A Tale of Three Cities
Once upon a time, in the years before Nepal was unified as a whole country by Prithvi Naryan Shah, the Kathmandu Valley comprised more than one state with three capital cities; Bhaktapur, Lalitpur, and Kathmandu itself whose name derives from the original Kasthamandap (House of wood). Lalitpur is modern day Patan.
I didn’t know any of this until I bought some old and battered books in a small shop near Tundikhel and started asking my new family lots of questions.
This is therefore a tale of three cities.

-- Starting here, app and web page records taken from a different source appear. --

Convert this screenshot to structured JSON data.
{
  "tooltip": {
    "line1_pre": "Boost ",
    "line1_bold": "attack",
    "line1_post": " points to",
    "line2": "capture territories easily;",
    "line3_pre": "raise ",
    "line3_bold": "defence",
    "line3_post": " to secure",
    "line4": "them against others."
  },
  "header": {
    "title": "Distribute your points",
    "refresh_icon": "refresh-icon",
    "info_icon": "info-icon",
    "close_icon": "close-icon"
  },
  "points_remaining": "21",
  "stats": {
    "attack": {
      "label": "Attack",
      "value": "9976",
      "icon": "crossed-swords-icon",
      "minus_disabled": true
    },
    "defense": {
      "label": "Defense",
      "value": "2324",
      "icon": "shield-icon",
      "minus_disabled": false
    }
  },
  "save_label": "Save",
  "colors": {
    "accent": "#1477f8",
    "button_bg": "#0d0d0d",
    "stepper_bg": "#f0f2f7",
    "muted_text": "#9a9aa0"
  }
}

We travelled to Lalitpur/Patan from Chauuni in a car from Dr Madan’s office, Nepal Royal Drug Corporation. It was a marvellous sight …… Patan Durbar Square with its many pagodas, wooden lattice windows, gold doors, and statues of various Malla kings on top of tall columns or pedestals. You can tell the city is renowned for its Newar craftsmen particularly brasswork, stone carvings and carved wood. Just wandering around and between these buildings was like being on another planet, very calm and peaceful, nothing like this in England.Walking down a side road from the square we ducked through a small wooden entrance and into an open square with the most amazing tall structure, this was Mahaboudha. The temple was built in the 13th Century, dedicated to Siddartha, the Buddha. Sometimes called the Temple of The Thousand Buddhas because there is a Buddha face on every brick. We were all getting a stiff neck just walking around and looking up at it when a man leaning out of his house window so closeby called to us and invited us up to his rooftop for a better view. Very welcome, looking at all the brickwork at eye level was wonderful but we also has great views across the city rooftops too.

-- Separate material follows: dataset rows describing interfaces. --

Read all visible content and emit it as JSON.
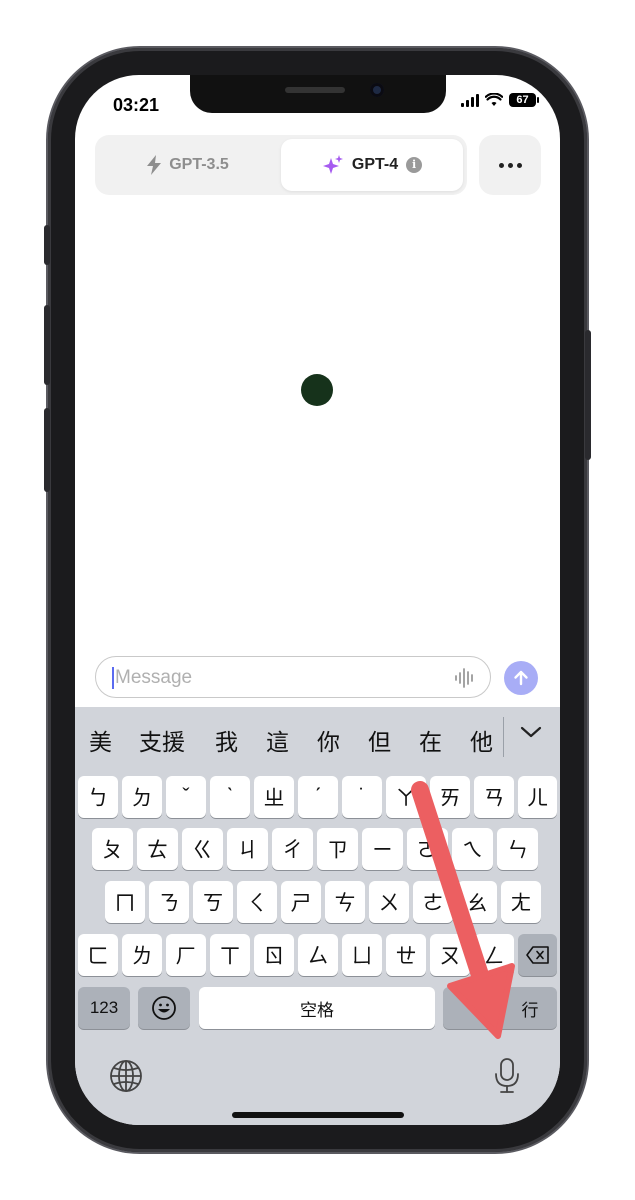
{
  "status_bar": {
    "time": "03:21",
    "battery": "67"
  },
  "model_switcher": {
    "tabs": [
      {
        "label": "GPT-3.5",
        "icon": "bolt-icon",
        "selected": false
      },
      {
        "label": "GPT-4",
        "icon": "sparkle-icon",
        "selected": true,
        "info": "i"
      }
    ]
  },
  "composer": {
    "placeholder": "Message"
  },
  "colors": {
    "accent": "#a8adf6",
    "sparkle": "#a65bf0",
    "dot": "#16321b",
    "annotation_arrow": "#ec5f61"
  },
  "keyboard": {
    "candidates": [
      "美",
      "支援",
      "我",
      "這",
      "你",
      "但",
      "在",
      "他"
    ],
    "rows": [
      [
        "ㄅ",
        "ㄉ",
        "ˇ",
        "ˋ",
        "ㄓ",
        "ˊ",
        "˙",
        "ㄚ",
        "ㄞ",
        "ㄢ",
        "ㄦ"
      ],
      [
        "ㄆ",
        "ㄊ",
        "ㄍ",
        "ㄐ",
        "ㄔ",
        "ㄗ",
        "ㄧ",
        "ㄛ",
        "ㄟ",
        "ㄣ"
      ],
      [
        "ㄇ",
        "ㄋ",
        "ㄎ",
        "ㄑ",
        "ㄕ",
        "ㄘ",
        "ㄨ",
        "ㄜ",
        "ㄠ",
        "ㄤ"
      ],
      [
        "ㄈ",
        "ㄌ",
        "ㄏ",
        "ㄒ",
        "ㄖ",
        "ㄙ",
        "ㄩ",
        "ㄝ",
        "ㄡ",
        "ㄥ"
      ]
    ],
    "numbers_key": "123",
    "space_key": "空格",
    "return_key": "行"
  }
}
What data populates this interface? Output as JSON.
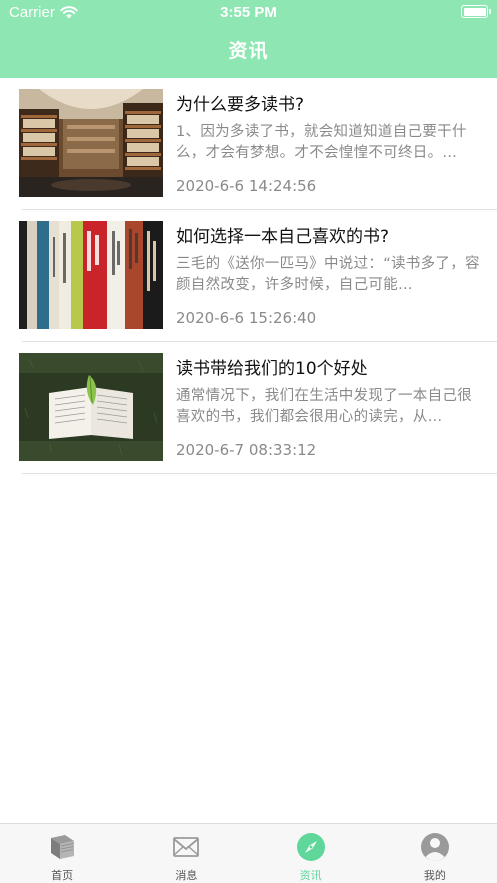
{
  "status_bar": {
    "carrier": "Carrier",
    "time": "3:55 PM"
  },
  "nav": {
    "title": "资讯"
  },
  "articles": [
    {
      "title": "为什么要多读书?",
      "summary": "1、因为多读了书，就会知道知道自己要干什么，才会有梦想。才不会惶惶不可终日。…",
      "date": "2020-6-6 14:24:56",
      "image": "library-interior-photo"
    },
    {
      "title": "如何选择一本自己喜欢的书?",
      "summary": "三毛的《送你一匹马》中说过：“读书多了，容颜自然改变，许多时候，自己可能…",
      "date": "2020-6-6 15:26:40",
      "image": "book-spines-photo"
    },
    {
      "title": "读书带给我们的10个好处",
      "summary": "通常情况下，我们在生活中发现了一本自己很喜欢的书，我们都会很用心的读完，从…",
      "date": "2020-6-7 08:33:12",
      "image": "open-book-on-grass-photo"
    }
  ],
  "tabbar": {
    "tabs": [
      {
        "label": "首页",
        "icon": "book-icon",
        "active": false
      },
      {
        "label": "消息",
        "icon": "envelope-icon",
        "active": false
      },
      {
        "label": "资讯",
        "icon": "compass-icon",
        "active": true
      },
      {
        "label": "我的",
        "icon": "person-icon",
        "active": false
      }
    ]
  },
  "colors": {
    "accent": "#8ee6b3",
    "active_tab": "#5fd69a",
    "muted_text": "#8a8a8a"
  }
}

Our car and driver had now left us so we walked back to Durbar Square and grabbed a taxi to take us to the centre of Kathmandu and that City’s Durbar Square. Similar in nature with pagodas and palaces but much larger. Very clean, no beggars, no pestering except for one man who tried to sell me hashish until Champa slapped him!Amongst the many temples is Taleju, the king’s royal temple in the area where a bulls head is chopped off during a specific festival. Not so festive for the bull! Also here is Hanuman Dhoka, a mixture of government and royal buildings and palaces with a statue of Hanuman the monkey god in his red cloak at the gate. Entrance fee is 1 rupee for nationals, 5 rupees for foreigners and children are free. This also gives entrance to the museum in honour of King Tribhuvan the grandfather of the present king, Birendra. The museum is full of so many of his personal posessions, clothes, guns, coins, medals, photographs and newspaper cuttings describing events leading up to the brief “Democratic Revolution” in 1950 which overthrew the Rana caste who had ruled the country for decades. Here is also the royal throne, royal elephant trappings, and the royal carriage which is placed on top of the elephant for important ceremonies. I was really impressed with Michael and Sharon here because, remember they are only 7 and 5, yet were curious about and interested in everything.

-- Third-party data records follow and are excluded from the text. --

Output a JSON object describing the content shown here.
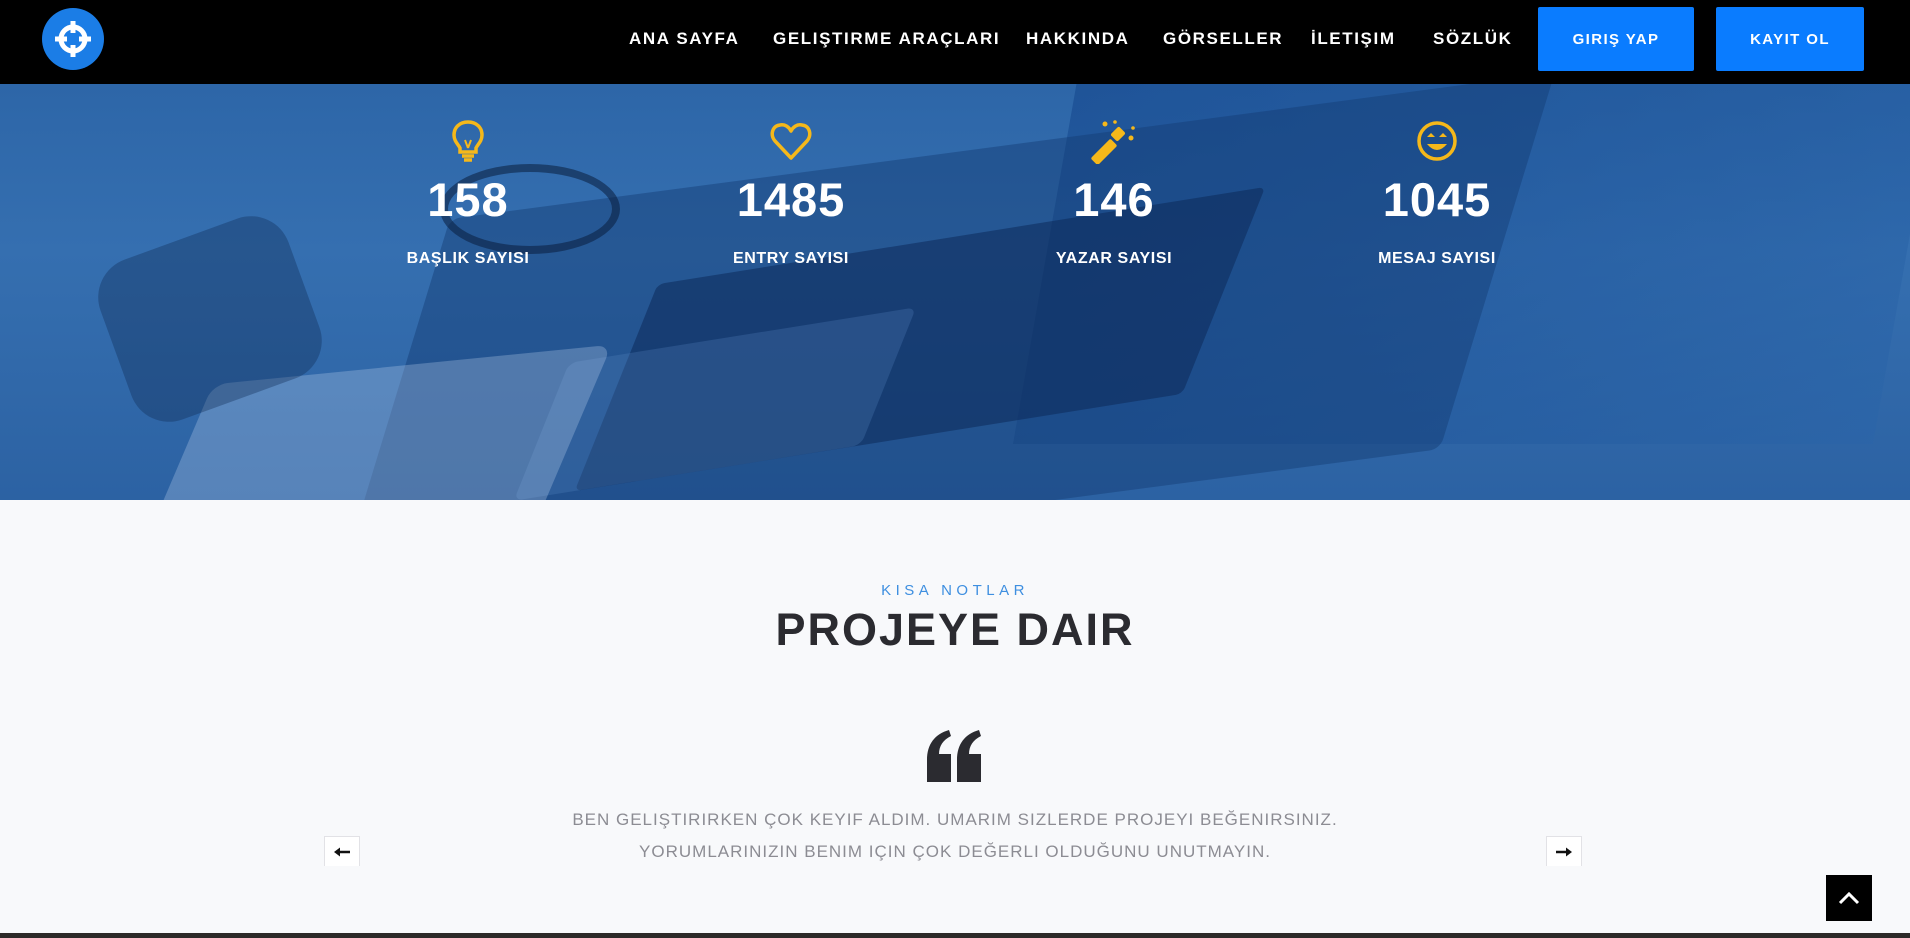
{
  "navbar": {
    "links": [
      {
        "label": "ANA SAYFA"
      },
      {
        "label": "GELIŞTIRME ARAÇLARI"
      },
      {
        "label": "HAKKINDA"
      },
      {
        "label": "GÖRSELLER"
      },
      {
        "label": "İLETIŞIM"
      },
      {
        "label": "SÖZLÜK"
      }
    ],
    "login_label": "GIRIŞ YAP",
    "register_label": "KAYIT OL"
  },
  "stats": [
    {
      "icon": "lightbulb-icon",
      "number": "158",
      "label": "BAŞLIK SAYISI"
    },
    {
      "icon": "heart-icon",
      "number": "1485",
      "label": "ENTRY SAYISI"
    },
    {
      "icon": "magic-wand-icon",
      "number": "146",
      "label": "YAZAR SAYISI"
    },
    {
      "icon": "smile-icon",
      "number": "1045",
      "label": "MESAJ SAYISI"
    }
  ],
  "notes": {
    "eyebrow": "KISA NOTLAR",
    "title": "PROJEYE DAIR",
    "quote_lines": [
      "BEN GELIŞTIRIRKEN ÇOK KEYIF ALDIM. UMARIM SIZLERDE PROJEYI BEĞENIRSINIZ.",
      "YORUMLARINIZIN BENIM IÇIN ÇOK DEĞERLI OLDUĞUNU UNUTMAYIN."
    ]
  },
  "colors": {
    "accent": "#0a7cff",
    "icon_yellow": "#f5b81a",
    "hero_blue": "#2f68aa",
    "navbar": "#000000"
  }
}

We then walked through to the Naiken Tole area where there was an ice cream parlour, a real touch of “the west” which was clean, air conditioned and with a fantastic choice of ice creams. So, personally, I started with a Lime Surprise, and finished with a Mango Tango! The day was really rounded off with a fresh roasted corn-cob from the garden.